Harvey Weinstein, David Zinczenko and Peggy Siegal Throws Another Party

‘Tis the season for power lunches disguised as holiday celebrations, and this afternoon at Michael’s it was SRO as the moguls (Harvey Weinstein, Tommy Mottola), a perennial party giver (Peggy Siegal and her indefatigable minions) and boldface names (Star Jones, Muffie Potter Aston) poured into the dining room for one head-spinning scene. While Bonnie Fuller and company shoe-horned 14 people comfortably into Table One, Peggy presided over a lunch for 34 in the Garden Room honoring “The Untouchables.” (Although I didn’t see them, I did spot — I think — Malcolm Gladwell and Stu Zakim in the crowd). The rest of the dining room was full of table hoppers and gladhanders — Harvey Weinstein works a room like nobody’s business — and I noticed there was plenty of glasses of red and white wine all around. Cheers!

I was joined today by Anne Fulenwider who has plenty to celebrate these days having  “come home” to Marie Claire in September. She was tapped for the top job after Joanna Coles departed for Cosmo when Kate White left to write her best sellers full-time. I know, you need a score card for all this, but do try to keep up. Anne’s extraordinary rise to the top of the masthead is a master class on how to succeed in publishing by being very smart, working hard and staying grounded amid all the glitz and glamour (yes, to civilians and the uninitiated this is a glamorous business). The Harvard graduate came to New York in the mid-nineties and landed her first job in magazines working for David Lauren at Swing. An internship at The Paris Review turned into a gig as research assistant to George Plimpton when he was working on his book on Truman Capote. Anne got quite an education diving into boxes of fascinating transcripts, fact checking scores of Plimpton’s interviews and, occasionally “chopping carrots” at his home and pitching in whenever needed. All in a day’s work.

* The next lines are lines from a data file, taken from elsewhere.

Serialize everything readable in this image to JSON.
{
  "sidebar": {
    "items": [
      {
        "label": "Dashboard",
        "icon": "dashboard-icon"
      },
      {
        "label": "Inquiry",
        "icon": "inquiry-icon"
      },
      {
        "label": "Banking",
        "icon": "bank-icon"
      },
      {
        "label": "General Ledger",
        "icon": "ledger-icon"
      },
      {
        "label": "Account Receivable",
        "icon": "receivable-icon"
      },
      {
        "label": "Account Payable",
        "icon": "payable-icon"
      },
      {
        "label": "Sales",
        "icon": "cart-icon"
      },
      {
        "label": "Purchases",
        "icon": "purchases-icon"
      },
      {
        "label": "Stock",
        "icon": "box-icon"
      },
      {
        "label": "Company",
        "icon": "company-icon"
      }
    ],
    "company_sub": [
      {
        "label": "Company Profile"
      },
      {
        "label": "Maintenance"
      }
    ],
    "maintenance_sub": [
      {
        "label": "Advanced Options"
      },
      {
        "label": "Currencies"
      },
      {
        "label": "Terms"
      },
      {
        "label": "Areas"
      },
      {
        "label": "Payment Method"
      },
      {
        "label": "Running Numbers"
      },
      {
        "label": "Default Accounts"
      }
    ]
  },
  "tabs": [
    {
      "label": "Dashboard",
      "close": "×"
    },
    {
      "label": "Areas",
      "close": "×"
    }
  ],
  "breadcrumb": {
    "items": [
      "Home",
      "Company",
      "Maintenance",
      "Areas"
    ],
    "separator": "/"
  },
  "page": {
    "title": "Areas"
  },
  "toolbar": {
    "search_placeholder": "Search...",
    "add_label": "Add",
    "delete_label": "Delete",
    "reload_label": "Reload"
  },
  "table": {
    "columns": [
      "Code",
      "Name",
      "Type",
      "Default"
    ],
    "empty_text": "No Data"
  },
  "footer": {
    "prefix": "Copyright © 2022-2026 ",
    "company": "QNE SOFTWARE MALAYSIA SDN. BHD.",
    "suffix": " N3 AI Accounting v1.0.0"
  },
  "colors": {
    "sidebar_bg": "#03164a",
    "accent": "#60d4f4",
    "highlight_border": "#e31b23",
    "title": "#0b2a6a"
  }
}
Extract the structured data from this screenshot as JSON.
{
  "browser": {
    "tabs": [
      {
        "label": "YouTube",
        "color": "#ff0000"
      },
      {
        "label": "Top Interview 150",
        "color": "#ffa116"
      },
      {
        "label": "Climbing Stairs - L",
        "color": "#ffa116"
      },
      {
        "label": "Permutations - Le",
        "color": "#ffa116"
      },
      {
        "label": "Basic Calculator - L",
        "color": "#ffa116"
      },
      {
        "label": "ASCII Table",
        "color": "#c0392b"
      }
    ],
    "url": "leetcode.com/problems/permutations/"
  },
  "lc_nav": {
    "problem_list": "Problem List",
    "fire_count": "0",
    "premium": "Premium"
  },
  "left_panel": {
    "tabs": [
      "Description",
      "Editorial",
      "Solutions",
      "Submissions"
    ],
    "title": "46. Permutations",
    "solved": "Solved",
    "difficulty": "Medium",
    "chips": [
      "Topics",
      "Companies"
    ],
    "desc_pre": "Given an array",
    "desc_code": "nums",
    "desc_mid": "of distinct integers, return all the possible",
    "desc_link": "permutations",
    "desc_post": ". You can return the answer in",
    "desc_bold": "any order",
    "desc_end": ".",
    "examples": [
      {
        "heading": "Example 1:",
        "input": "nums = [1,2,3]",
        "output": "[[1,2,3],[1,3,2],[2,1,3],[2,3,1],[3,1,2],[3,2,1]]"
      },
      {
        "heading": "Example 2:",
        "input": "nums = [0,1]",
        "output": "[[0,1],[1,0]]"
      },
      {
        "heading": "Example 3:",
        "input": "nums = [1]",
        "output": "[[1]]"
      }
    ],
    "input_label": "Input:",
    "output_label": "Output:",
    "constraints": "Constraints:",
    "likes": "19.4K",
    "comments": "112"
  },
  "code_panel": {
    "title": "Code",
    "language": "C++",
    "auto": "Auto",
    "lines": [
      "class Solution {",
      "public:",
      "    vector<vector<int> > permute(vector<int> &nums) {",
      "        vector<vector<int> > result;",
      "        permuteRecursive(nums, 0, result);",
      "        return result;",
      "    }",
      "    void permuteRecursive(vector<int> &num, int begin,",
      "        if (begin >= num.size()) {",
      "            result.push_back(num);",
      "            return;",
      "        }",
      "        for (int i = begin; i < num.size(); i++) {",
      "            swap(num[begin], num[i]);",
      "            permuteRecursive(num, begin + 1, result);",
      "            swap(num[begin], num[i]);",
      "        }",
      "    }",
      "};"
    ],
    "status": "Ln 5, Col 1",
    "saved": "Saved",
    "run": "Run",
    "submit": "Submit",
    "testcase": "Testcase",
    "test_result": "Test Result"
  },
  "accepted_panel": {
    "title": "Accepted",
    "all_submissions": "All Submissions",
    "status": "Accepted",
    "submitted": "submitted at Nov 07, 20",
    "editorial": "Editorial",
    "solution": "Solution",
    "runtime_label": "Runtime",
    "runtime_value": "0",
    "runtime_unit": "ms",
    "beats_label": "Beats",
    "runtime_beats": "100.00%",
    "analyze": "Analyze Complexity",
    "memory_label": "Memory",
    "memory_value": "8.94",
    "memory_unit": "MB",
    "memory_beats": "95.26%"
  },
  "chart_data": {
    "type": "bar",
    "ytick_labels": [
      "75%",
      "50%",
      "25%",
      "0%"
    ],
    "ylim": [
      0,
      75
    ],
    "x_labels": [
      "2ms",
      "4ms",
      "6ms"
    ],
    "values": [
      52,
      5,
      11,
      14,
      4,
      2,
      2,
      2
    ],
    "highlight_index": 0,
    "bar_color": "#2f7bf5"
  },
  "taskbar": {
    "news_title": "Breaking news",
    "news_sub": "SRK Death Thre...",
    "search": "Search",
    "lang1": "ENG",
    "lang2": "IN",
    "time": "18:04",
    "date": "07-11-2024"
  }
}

Diane Clehane and Anne Fulenwider

When the book was done, she went on to become senior editor, moved to Vanity Fair where she was editor of the magazine’s popular “Fanfare” section, and wound up editing the work of Leslie Bennetts, Buzz Bissinger and Dominick Dunne. Except for a brief sojourn to San Francisco, she spent a decade at the magazine where, she said, she “grew up” and was “inspired” by Vanity Fair’s great reporting and writing and learned that “maintaining quality” and upholding the highest journalistic standards (“There were armies of fact checkers and researchers!”) were critical to the vitality and relevance of a successful magazine.

In 2009, Joanna Coles recruited her as Marie Claire‘s executive editor, and Anne found herself energized by the magazine’s message of female empowerment for its 20 and 30 something readers. She was lured away in October 2011 to be editor-in-chief of Bride‘s for a year before returning to Marie Claire this past fall. The move couldn’t come at a better time. The magazine had been named Magazine of the Year by Ad Ageand Anne barely had the boxes unpacked before she took off for San Francisco with publisher Nancy Berger Cardone (who was named Publisher of the Year) to celebrate.  Shortly before Thanksgiving, Anne and Nancy then went to Italy where Hearst’s Italian reps toasted Anne’s arrival. Next up: a trip to L.A. next week to meet the all-important celebrity publicists and spend some time with Marie Claire‘s new entertainment director Tracy Shaffer, a former PMK publicist who most recently toiled at Cosmo and is based on the West Coast.

Anne told me her return to Marie Claire has been a joyous one as many of the staffers were there during her executive editor days (she hired several of them and has promoted many since returning). On her first day as editor, she greeted the staff by saying, “So, what did I miss?” She recently promoted Lea Goldman to features director and upped Nina Garcia to creative director. Anne says the successful magazine’s involvement in Project Runway will continue — she will appear in the Marie Claire episode next season.